The world\'s top agricultural traders and biotechnology firms are finding novel ways to make fish oil substitutes from grains and algae as they seek to cash in on consumer health fads that have led to a scarcity of the fatty acids commonly found in fish.
To keep farm-raised fish healthy, they are fed Omega 3 fatty acids that are found in the oil of other fish. The same acids are increasingly popular in fish oil dietary supplements for humans.
The surging demand has pushed fish oil prices to a record high and presented the aquaculture industry with a problem: how to source more fish oil without putting depleted global fish stocks under even more pressure.

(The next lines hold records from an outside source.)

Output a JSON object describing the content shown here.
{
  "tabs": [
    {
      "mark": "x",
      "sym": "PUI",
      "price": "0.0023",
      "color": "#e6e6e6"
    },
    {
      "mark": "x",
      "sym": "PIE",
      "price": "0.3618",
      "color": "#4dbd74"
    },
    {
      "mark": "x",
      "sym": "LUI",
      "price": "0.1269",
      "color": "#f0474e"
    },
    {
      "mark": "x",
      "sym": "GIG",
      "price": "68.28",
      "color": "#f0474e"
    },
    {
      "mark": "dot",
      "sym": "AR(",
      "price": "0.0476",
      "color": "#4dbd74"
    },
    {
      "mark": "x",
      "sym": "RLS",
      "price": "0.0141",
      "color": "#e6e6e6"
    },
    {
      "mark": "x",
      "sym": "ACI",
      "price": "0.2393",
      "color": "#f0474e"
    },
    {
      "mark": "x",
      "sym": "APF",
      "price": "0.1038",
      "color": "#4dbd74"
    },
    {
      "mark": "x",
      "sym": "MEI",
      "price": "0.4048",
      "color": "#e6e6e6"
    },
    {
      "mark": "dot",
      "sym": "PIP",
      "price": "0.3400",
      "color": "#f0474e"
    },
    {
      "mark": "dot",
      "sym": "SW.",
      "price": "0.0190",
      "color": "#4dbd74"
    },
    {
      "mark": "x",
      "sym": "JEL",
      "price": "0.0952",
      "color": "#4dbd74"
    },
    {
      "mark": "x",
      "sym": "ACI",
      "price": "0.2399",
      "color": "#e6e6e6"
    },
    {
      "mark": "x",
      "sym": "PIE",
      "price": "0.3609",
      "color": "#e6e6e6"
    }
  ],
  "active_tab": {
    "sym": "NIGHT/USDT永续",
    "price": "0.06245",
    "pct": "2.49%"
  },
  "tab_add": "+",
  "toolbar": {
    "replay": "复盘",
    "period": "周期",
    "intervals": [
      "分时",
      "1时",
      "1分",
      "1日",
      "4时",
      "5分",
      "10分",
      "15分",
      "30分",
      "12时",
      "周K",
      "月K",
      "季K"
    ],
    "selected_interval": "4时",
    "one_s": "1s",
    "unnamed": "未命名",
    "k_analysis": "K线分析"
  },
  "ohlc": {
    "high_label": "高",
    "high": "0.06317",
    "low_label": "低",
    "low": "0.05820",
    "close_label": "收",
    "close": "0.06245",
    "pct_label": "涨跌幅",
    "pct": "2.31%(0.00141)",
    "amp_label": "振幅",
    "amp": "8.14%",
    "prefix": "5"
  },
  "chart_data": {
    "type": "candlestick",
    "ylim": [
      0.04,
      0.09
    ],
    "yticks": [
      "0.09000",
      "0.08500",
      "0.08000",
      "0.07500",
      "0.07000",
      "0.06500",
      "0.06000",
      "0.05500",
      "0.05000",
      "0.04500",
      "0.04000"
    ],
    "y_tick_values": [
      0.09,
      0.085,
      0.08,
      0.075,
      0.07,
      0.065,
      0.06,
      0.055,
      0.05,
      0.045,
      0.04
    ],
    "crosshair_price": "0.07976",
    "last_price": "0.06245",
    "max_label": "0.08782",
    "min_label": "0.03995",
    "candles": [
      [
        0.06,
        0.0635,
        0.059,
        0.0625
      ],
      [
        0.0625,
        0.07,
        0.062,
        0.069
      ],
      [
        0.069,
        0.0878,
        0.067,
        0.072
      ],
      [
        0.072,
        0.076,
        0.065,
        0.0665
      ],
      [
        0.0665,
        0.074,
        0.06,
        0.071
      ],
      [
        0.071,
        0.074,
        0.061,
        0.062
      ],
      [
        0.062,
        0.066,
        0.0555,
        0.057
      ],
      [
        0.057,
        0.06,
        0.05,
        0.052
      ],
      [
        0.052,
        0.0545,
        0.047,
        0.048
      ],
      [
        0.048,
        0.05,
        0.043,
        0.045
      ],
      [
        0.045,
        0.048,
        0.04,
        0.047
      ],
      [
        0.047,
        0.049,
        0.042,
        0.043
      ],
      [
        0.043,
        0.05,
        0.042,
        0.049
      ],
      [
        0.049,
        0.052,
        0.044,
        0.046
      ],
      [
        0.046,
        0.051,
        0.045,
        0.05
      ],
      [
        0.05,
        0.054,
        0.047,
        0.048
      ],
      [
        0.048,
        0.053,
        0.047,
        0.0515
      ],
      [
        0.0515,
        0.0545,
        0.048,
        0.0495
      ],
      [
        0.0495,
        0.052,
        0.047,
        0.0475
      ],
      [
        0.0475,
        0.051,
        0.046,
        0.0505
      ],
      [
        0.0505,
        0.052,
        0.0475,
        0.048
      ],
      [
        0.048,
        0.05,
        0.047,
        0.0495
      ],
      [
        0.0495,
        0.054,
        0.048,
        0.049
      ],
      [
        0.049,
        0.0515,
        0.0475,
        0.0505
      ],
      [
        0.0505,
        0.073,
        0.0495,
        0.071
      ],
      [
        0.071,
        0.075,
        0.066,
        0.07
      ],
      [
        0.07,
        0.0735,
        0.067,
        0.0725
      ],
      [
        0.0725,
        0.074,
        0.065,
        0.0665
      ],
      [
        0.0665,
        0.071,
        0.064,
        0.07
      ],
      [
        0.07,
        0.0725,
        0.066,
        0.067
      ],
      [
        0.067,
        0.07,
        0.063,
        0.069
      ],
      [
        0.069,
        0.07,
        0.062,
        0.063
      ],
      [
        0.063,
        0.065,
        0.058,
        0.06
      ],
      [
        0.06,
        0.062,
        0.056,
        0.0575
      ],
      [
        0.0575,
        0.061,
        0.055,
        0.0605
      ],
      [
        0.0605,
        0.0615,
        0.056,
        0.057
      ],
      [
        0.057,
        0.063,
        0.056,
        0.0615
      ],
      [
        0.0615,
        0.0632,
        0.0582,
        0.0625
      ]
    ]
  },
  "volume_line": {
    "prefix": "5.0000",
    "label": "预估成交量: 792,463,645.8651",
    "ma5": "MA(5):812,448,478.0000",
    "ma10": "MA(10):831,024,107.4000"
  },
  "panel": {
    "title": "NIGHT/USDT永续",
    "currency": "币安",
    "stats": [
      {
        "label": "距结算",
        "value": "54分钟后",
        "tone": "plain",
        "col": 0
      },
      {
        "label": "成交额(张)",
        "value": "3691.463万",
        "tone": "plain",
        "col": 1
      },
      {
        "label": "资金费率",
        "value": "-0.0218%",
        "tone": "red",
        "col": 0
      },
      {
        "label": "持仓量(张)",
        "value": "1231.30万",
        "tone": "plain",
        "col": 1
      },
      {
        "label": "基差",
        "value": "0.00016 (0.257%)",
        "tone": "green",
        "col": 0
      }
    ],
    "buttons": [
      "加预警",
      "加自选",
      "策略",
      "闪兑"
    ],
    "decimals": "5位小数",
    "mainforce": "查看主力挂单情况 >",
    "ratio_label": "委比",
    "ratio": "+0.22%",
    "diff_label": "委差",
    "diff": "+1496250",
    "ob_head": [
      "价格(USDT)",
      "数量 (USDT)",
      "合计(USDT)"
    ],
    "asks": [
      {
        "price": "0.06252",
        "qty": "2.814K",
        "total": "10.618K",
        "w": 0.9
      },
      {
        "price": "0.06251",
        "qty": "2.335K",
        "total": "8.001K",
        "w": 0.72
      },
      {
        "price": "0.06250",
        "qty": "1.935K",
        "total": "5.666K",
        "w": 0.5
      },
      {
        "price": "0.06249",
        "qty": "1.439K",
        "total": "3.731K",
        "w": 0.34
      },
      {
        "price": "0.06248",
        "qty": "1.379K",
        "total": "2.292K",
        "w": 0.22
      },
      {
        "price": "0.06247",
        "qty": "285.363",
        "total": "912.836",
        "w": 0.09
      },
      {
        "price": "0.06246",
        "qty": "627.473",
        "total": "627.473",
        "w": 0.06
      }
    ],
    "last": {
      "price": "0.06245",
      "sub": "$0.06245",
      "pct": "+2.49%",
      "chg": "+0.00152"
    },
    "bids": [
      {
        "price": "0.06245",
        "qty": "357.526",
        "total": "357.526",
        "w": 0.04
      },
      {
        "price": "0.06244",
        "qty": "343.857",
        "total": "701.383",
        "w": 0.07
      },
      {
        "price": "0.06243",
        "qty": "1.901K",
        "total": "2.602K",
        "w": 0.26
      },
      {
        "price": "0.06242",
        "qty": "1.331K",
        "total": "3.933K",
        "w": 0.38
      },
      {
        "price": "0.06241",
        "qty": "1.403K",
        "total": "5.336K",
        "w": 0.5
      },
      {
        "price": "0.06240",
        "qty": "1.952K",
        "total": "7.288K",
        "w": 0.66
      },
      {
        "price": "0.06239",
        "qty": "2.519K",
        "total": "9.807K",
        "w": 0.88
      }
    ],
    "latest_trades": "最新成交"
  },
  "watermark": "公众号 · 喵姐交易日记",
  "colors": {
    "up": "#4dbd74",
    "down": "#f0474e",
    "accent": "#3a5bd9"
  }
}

About 90 percent of marine fish stocks worldwide are already fully or partially over-fished, according to the United Nations.
\"We have finite fish oil, growing aquaculture and a world that needs more Omega-3s,\" said Mark Griffin, president of animal nutrition at Omega Protein Corp, the biggest U.S. fish oil producer. \"They\'re going to have to come from somewhere else.\"
The short supply has attracted the world\'s largest grain traders, such as Cargill Inc, Bunge Ltd and Archer Daniels Midland Co.
These agricultural giants are in the midst of transforming themselves into food processing and ingredient suppliers as they look to diversify away from bulk trading of grains and raw materials amid a four-year global supply glut.
Source: Reuters // Original Article